Copy each line containing the word "livePlayerPackage" from the records that follow, please.

(Dataset items)
--- START ---

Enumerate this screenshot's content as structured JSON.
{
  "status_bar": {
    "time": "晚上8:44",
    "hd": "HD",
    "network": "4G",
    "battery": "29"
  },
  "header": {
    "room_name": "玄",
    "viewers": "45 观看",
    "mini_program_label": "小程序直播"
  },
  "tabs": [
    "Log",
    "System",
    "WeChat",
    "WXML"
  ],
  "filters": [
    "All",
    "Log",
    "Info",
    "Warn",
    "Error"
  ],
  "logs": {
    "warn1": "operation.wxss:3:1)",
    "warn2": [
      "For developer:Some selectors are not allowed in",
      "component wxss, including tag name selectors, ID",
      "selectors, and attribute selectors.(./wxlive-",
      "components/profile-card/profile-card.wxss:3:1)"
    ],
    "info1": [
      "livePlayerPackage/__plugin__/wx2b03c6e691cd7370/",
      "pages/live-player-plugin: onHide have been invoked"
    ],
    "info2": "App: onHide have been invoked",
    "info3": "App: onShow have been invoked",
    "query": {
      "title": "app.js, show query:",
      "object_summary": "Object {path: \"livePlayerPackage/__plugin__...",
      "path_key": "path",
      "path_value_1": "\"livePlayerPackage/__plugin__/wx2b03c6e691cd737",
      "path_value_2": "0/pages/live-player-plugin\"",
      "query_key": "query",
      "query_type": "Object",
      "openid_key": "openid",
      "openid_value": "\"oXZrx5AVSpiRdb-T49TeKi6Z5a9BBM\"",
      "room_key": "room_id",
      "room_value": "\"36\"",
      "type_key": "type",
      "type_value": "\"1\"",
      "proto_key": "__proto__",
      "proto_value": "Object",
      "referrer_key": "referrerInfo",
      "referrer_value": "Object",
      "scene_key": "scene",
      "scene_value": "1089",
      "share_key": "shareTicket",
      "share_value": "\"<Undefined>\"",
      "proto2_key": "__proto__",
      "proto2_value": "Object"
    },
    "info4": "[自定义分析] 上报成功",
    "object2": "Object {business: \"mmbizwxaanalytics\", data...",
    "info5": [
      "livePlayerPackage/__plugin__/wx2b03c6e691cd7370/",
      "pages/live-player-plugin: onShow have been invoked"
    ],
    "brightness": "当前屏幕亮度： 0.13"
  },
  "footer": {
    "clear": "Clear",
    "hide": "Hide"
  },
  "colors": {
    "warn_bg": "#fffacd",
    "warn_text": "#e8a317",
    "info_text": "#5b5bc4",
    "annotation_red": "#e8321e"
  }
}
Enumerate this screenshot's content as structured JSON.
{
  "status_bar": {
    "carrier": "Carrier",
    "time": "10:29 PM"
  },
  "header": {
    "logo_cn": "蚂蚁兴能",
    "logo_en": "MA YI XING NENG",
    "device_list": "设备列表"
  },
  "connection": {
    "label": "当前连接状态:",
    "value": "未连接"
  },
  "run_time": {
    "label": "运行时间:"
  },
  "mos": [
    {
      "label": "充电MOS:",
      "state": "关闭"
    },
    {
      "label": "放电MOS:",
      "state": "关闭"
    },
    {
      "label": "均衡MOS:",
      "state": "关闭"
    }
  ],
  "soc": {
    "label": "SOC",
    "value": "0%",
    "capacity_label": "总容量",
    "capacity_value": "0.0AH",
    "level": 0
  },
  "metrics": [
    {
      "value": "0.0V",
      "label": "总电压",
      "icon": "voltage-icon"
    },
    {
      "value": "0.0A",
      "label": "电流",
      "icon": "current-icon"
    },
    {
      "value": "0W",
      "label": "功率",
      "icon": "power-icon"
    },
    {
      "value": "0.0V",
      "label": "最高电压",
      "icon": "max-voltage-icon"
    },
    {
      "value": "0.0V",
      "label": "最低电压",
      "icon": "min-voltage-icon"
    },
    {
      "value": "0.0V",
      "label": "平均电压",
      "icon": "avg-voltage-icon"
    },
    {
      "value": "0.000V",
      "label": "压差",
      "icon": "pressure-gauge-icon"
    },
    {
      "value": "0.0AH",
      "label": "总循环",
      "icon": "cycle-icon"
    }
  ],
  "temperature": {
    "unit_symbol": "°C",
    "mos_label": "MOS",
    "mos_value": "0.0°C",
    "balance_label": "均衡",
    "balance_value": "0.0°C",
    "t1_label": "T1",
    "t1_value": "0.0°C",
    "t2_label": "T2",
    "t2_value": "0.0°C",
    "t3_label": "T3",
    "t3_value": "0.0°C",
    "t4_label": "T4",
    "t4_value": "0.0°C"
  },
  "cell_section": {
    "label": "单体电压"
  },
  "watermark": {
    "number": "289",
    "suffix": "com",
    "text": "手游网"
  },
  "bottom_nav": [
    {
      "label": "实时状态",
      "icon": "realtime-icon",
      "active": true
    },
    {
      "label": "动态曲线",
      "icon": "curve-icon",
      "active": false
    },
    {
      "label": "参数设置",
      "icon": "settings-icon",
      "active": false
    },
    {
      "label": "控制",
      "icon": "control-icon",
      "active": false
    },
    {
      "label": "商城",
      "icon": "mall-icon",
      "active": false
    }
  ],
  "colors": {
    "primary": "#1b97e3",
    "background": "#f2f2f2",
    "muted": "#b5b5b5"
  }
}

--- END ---

_PROBLEM SOLUTION_.
      "livePlayerPackage/__plugin__/wx2b03c6e691cd7370/",
      "object_summary": "Object {path: \"livePlayerPackage/__plugin__...",
      "path_value_1": "\"livePlayerPackage/__plugin__/wx2b03c6e691cd737",
      "livePlayerPackage/__plugin__/wx2b03c6e691cd7370/",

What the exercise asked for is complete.